======== Records for this task ========

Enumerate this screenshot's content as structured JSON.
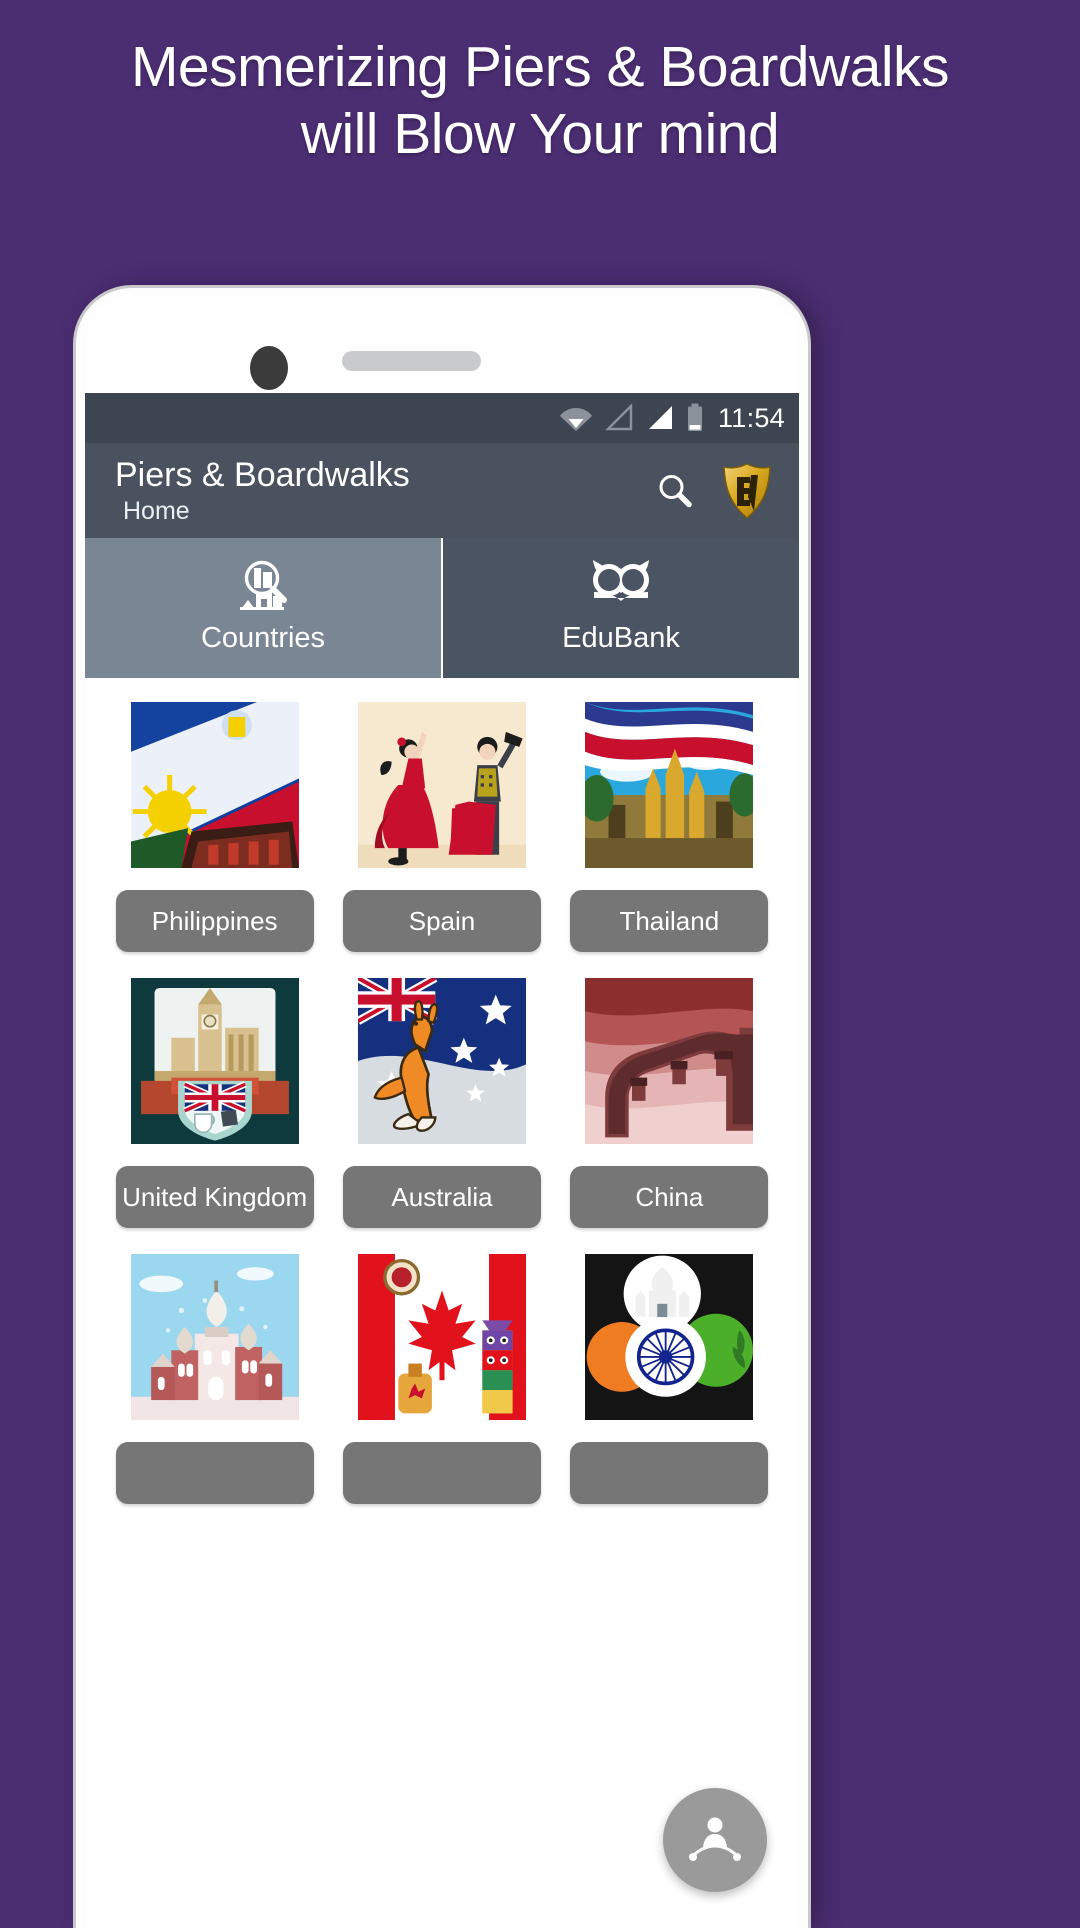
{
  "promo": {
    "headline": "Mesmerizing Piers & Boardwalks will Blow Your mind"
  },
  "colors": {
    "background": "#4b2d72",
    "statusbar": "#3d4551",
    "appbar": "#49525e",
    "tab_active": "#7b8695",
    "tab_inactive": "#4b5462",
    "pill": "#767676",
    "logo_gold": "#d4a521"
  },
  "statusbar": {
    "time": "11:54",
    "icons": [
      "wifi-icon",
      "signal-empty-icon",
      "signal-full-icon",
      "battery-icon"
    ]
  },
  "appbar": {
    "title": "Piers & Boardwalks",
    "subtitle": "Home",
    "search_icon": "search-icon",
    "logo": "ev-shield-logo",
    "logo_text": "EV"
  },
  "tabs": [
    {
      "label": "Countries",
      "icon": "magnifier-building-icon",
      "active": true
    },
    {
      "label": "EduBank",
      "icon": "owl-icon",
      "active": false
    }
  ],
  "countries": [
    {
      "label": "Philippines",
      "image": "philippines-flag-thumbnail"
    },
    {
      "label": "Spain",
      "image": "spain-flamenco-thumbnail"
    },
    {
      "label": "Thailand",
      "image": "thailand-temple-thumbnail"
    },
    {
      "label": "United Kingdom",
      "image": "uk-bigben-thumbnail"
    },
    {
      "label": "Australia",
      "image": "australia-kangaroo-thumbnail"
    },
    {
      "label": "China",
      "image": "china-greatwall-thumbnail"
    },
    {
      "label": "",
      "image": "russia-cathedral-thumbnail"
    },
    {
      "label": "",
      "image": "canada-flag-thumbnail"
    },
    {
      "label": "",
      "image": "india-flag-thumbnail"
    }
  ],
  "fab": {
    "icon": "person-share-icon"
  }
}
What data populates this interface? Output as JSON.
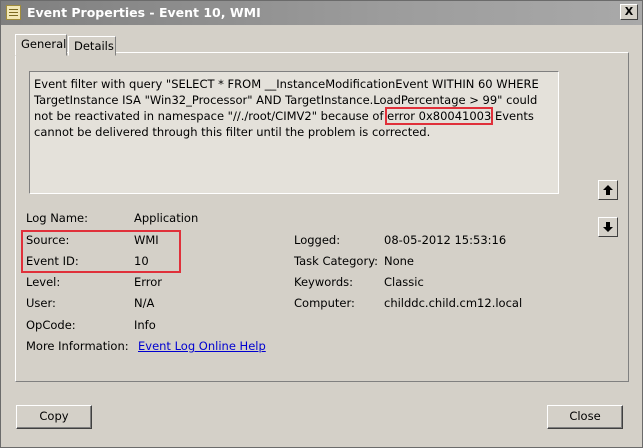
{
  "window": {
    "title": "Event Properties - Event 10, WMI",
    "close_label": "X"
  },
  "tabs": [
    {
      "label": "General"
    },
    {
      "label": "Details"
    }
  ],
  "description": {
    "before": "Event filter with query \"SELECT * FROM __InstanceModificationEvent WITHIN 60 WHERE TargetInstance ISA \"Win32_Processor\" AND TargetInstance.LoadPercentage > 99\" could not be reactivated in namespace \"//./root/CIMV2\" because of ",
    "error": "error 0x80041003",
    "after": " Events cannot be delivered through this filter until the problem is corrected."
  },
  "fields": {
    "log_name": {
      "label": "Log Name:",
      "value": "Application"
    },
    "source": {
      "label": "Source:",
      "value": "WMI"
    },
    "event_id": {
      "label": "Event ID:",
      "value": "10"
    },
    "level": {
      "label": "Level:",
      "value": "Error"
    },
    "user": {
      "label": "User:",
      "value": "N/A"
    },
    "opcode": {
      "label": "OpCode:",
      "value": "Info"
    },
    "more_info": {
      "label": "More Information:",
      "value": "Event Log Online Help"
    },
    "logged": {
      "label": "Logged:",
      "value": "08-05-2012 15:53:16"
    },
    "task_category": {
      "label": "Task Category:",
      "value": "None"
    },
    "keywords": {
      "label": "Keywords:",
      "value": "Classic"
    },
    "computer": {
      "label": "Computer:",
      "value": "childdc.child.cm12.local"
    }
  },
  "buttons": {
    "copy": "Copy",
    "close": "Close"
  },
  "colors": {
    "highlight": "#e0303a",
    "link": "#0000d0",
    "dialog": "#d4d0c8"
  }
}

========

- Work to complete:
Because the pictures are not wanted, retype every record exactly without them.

- The answer:
Enumerate this screenshot's content as structured JSON.
{
  "promo": {
    "headline": "Mesmerizing Piers & Boardwalks will Blow Your mind"
  },
  "colors": {
    "background": "#4b2d72",
    "statusbar": "#3d4551",
    "appbar": "#49525e",
    "tab_active": "#7b8695",
    "tab_inactive": "#4b5462",
    "pill": "#767676",
    "logo_gold": "#d4a521"
  },
  "statusbar": {
    "time": "11:54",
    "icons": [
      "wifi-icon",
      "signal-empty-icon",
      "signal-full-icon",
      "battery-icon"
    ]
  },
  "appbar": {
    "title": "Piers & Boardwalks",
    "subtitle": "Home",
    "search_icon": "search-icon",
    "logo": "ev-shield-logo",
    "logo_text": "EV"
  },
  "tabs": [
    {
      "label": "Countries",
      "icon": "magnifier-building-icon",
      "active": true
    },
    {
      "label": "EduBank",
      "icon": "owl-icon",
      "active": false
    }
  ],
  "countries": [
    {
      "label": "Philippines",
      "image": "philippines-flag-thumbnail"
    },
    {
      "label": "Spain",
      "image": "spain-flamenco-thumbnail"
    },
    {
      "label": "Thailand",
      "image": "thailand-temple-thumbnail"
    },
    {
      "label": "United Kingdom",
      "image": "uk-bigben-thumbnail"
    },
    {
      "label": "Australia",
      "image": "australia-kangaroo-thumbnail"
    },
    {
      "label": "China",
      "image": "china-greatwall-thumbnail"
    },
    {
      "label": "",
      "image": "russia-cathedral-thumbnail"
    },
    {
      "label": "",
      "image": "canada-flag-thumbnail"
    },
    {
      "label": "",
      "image": "india-flag-thumbnail"
    }
  ],
  "fab": {
    "icon": "person-share-icon"
  }
}
What data populates this interface? Output as JSON.
{
  "window": {
    "title": "Event Properties - Event 10, WMI",
    "close_label": "X"
  },
  "tabs": [
    {
      "label": "General"
    },
    {
      "label": "Details"
    }
  ],
  "description": {
    "before": "Event filter with query \"SELECT * FROM __InstanceModificationEvent WITHIN 60 WHERE TargetInstance ISA \"Win32_Processor\" AND TargetInstance.LoadPercentage > 99\" could not be reactivated in namespace \"//./root/CIMV2\" because of ",
    "error": "error 0x80041003",
    "after": " Events cannot be delivered through this filter until the problem is corrected."
  },
  "fields": {
    "log_name": {
      "label": "Log Name:",
      "value": "Application"
    },
    "source": {
      "label": "Source:",
      "value": "WMI"
    },
    "event_id": {
      "label": "Event ID:",
      "value": "10"
    },
    "level": {
      "label": "Level:",
      "value": "Error"
    },
    "user": {
      "label": "User:",
      "value": "N/A"
    },
    "opcode": {
      "label": "OpCode:",
      "value": "Info"
    },
    "more_info": {
      "label": "More Information:",
      "value": "Event Log Online Help"
    },
    "logged": {
      "label": "Logged:",
      "value": "08-05-2012 15:53:16"
    },
    "task_category": {
      "label": "Task Category:",
      "value": "None"
    },
    "keywords": {
      "label": "Keywords:",
      "value": "Classic"
    },
    "computer": {
      "label": "Computer:",
      "value": "childdc.child.cm12.local"
    }
  },
  "buttons": {
    "copy": "Copy",
    "close": "Close"
  },
  "colors": {
    "highlight": "#e0303a",
    "link": "#0000d0",
    "dialog": "#d4d0c8"
  }
}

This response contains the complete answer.